The Gallatin River has dropped significantly and is now quite clear. Salmonflies have been buzzing in the canyon on warm sunny days. Attractor dry flies have been catching quite a few fish. A large orange Chubby Chernobyl should work just fine on top. There are also some PMDs, Yellow Sallies and Caddis coming off throughout the day. A Yellow Stimulator, Rusty Spinner and Elk Hair Caddis are good flies to have. Subsurface, a Pat’s Rubberlegs and Lightning Bug should keep the rod bent. The fish are still mostly stacked up along the banks, so continue to target those softer seams along the bank. If you happen to find yourself out there in dirty water, try nymphing a worm, Pat’s Rubberlegs or a Prince Nymph.
Keep in mind you can shop all of our flies in our online store for both shipping and curbside pickup. You can also order hand-picked fly selections for the Gallatin River before you head out and we’ll have them ready for you to pick up!
Gallatin River Overview

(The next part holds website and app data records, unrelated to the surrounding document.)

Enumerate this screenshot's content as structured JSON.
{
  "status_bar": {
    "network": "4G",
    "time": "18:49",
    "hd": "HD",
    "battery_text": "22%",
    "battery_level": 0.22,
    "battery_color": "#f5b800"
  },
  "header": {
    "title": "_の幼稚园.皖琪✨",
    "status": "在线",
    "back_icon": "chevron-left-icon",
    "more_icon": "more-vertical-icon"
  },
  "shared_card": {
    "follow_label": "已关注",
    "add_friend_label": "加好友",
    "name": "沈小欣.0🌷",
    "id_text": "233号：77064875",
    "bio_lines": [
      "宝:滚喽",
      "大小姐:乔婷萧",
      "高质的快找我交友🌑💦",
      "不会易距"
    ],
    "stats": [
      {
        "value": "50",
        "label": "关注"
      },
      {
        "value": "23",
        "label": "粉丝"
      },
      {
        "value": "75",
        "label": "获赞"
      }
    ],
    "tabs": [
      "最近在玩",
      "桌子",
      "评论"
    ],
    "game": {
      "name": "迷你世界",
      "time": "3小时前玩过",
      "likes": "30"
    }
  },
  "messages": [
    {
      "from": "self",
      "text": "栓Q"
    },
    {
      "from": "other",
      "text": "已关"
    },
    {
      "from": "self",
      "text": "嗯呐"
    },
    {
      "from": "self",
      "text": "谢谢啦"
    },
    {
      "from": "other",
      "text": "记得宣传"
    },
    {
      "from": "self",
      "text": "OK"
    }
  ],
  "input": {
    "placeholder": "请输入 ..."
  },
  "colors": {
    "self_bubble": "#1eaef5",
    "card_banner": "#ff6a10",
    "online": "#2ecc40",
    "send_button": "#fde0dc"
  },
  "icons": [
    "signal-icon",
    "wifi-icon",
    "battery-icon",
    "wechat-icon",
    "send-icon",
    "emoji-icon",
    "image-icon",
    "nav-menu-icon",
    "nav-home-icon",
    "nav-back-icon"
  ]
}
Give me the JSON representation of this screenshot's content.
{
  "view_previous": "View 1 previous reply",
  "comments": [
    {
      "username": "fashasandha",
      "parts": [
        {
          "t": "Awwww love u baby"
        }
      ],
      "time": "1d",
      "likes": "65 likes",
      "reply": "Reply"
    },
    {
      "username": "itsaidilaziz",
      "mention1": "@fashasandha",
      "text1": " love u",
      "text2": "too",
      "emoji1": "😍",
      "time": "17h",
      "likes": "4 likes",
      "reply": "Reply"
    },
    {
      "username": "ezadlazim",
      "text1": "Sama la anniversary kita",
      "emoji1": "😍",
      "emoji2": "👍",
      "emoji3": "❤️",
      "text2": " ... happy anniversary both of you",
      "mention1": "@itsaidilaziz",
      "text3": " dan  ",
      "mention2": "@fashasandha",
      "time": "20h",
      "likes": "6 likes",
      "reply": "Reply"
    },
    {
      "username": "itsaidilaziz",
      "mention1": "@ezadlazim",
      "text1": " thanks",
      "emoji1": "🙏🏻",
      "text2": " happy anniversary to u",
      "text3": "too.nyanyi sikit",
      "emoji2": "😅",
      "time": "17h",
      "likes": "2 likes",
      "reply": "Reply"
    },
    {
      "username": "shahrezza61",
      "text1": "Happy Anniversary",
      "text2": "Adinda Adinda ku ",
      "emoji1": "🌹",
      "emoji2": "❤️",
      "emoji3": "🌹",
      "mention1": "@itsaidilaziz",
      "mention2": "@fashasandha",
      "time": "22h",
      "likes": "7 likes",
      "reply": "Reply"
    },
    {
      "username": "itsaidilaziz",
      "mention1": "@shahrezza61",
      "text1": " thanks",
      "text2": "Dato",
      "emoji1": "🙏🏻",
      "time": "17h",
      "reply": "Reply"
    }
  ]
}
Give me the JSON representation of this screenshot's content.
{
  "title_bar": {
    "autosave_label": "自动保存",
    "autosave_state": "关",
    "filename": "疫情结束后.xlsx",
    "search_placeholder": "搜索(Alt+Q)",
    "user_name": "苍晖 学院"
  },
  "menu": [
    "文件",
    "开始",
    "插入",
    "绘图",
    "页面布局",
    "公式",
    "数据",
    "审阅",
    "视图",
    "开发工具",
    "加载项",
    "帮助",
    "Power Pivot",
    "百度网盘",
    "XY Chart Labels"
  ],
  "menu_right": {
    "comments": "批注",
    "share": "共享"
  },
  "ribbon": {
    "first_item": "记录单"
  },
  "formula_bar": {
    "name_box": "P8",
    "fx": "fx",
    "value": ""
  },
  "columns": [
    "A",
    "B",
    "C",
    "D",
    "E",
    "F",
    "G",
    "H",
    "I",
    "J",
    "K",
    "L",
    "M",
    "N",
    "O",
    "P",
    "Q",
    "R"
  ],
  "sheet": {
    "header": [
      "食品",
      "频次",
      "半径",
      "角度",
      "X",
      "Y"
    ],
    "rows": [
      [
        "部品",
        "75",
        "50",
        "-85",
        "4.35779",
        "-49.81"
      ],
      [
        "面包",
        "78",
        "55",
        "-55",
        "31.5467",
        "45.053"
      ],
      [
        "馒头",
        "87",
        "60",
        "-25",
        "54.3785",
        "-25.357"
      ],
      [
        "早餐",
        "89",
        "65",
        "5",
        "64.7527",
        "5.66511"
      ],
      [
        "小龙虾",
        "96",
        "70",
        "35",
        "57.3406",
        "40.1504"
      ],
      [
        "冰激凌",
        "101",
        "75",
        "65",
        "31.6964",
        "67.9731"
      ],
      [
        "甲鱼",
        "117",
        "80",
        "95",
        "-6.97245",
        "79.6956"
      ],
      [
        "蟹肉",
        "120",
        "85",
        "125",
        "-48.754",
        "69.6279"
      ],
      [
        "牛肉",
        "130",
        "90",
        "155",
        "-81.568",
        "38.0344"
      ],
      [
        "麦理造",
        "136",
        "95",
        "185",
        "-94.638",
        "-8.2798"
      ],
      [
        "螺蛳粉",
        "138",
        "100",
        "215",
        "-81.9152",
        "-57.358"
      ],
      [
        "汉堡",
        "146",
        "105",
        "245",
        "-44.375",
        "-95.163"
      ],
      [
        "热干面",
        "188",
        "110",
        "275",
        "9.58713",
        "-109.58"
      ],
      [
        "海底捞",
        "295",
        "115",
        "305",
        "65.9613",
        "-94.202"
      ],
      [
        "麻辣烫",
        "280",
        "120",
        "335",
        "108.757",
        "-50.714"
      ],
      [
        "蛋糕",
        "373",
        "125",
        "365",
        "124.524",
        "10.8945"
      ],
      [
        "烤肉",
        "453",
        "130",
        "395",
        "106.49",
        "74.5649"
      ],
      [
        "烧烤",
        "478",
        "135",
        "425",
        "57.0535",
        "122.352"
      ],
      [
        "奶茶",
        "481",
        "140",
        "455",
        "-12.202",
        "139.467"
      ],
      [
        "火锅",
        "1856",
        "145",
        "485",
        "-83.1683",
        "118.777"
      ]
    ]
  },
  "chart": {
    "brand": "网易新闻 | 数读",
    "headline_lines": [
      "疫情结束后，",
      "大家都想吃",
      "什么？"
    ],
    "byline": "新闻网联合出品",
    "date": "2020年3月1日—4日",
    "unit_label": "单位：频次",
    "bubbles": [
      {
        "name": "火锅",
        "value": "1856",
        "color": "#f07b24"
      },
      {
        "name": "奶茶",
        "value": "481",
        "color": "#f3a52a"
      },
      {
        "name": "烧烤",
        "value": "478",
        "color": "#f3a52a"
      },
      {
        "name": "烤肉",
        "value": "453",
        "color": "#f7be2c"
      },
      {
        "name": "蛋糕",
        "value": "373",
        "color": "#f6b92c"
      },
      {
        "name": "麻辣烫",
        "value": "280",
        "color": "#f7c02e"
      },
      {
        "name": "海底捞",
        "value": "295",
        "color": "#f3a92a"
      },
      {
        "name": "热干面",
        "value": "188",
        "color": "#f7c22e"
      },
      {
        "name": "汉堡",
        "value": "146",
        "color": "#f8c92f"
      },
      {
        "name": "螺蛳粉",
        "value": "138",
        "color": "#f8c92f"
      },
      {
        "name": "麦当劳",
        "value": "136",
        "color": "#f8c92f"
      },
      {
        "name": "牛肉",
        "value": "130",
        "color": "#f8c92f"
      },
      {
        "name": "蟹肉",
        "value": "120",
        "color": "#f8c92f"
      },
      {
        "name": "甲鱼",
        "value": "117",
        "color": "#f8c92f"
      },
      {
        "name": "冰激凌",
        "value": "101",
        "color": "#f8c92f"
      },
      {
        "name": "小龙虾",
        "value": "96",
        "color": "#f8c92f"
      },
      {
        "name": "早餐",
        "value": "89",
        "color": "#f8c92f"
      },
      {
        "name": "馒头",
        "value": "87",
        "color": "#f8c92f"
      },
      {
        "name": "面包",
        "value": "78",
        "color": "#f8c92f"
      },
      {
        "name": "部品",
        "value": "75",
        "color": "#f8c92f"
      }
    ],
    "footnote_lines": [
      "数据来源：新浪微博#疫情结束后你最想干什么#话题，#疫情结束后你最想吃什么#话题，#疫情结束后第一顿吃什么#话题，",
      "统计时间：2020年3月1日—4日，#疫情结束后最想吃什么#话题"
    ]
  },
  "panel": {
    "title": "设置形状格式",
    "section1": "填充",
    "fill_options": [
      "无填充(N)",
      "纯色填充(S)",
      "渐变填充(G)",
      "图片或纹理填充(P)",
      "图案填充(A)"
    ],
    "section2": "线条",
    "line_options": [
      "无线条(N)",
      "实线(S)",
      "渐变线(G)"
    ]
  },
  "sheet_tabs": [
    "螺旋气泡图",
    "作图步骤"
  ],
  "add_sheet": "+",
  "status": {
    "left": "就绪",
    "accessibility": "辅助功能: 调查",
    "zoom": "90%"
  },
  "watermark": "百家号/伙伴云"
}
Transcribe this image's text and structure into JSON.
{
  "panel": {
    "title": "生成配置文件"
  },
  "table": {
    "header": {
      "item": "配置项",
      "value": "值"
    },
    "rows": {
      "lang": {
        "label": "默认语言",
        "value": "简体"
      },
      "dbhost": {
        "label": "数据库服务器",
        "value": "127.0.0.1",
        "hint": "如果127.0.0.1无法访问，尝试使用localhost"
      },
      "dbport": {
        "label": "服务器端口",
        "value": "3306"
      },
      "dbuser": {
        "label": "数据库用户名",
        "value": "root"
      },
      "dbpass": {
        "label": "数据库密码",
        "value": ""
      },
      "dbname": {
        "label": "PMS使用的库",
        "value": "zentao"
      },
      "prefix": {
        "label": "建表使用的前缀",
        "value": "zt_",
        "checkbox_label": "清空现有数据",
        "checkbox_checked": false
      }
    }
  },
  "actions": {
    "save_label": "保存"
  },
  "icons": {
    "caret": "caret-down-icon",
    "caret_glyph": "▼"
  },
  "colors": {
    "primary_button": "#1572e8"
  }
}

The Gallatin River is one of the more scenic, blue-ribbon trout waters found in the Bozeman area. The river changes in character from a small mountain stream near its headwaters in Yellowstone National Park to a medium-sized, classic western river once it flows into the Gallatin Valley. The middle portion of the river flows through the Gallatin Canyon and is characterized by pocket water and swift currents. Once it leaves the canyon stretch, the river slows its pace with much of the trout water being found in a classic riffle, pool, and run water types. The Gallatin River is noted for having very clean, cold water throughout its course and served as the setting in which much of “A River Runs Through It” was filmed.
For more information from Fins and Feathers, click HERE.